----- Dataset excerpts
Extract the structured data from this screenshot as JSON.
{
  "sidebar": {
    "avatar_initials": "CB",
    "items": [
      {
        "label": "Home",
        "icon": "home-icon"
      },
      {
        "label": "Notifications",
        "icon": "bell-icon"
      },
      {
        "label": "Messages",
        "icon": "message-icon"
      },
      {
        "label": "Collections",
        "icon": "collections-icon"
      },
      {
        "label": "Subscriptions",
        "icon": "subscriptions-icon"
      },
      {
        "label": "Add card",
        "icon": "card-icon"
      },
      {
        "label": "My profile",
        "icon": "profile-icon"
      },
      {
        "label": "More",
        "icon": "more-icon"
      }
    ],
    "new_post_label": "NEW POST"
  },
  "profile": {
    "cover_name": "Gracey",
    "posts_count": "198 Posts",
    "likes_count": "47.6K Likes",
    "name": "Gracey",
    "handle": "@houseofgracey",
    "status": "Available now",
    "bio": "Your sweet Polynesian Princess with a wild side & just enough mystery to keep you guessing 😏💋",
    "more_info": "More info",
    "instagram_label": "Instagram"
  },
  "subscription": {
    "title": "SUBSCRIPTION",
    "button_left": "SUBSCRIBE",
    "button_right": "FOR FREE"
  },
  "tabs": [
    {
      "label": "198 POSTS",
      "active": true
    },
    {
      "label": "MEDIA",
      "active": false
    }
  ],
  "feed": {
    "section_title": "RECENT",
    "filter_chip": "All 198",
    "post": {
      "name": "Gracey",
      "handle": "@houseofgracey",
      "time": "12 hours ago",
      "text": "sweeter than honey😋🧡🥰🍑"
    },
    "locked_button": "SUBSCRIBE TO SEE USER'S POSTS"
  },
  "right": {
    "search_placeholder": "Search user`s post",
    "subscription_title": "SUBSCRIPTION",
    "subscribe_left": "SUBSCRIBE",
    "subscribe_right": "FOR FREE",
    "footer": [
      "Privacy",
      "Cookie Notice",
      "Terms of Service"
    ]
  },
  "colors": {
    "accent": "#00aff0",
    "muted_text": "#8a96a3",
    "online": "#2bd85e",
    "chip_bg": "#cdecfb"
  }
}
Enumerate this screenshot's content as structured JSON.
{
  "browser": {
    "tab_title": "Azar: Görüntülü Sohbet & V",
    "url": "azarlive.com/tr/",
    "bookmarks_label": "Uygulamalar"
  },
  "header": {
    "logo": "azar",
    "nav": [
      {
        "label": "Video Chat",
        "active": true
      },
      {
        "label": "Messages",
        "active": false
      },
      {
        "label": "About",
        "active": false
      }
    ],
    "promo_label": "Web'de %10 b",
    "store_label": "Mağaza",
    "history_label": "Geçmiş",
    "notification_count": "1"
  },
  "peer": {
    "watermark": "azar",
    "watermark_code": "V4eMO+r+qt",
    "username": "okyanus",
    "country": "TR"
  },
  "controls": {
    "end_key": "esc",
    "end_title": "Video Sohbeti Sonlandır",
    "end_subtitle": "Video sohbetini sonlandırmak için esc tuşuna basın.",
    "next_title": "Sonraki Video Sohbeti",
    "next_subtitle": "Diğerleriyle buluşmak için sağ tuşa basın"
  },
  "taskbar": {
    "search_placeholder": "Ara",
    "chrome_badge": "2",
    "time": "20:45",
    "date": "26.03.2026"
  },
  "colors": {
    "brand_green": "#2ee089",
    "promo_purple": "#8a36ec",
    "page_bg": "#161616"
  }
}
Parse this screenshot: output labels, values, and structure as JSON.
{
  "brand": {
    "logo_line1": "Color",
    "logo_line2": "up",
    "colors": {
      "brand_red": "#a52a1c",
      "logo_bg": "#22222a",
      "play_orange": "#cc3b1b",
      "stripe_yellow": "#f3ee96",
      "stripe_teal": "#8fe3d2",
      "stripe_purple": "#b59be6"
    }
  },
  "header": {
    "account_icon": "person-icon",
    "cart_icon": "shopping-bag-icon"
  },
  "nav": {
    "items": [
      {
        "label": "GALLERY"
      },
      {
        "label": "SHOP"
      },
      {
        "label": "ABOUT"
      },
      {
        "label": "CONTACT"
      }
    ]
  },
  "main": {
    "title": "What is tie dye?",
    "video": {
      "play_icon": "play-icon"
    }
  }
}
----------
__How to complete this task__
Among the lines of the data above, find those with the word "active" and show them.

__Response for this exercise__
      "active": true
      "active": false
        "active": true
        "active": false
        "active": false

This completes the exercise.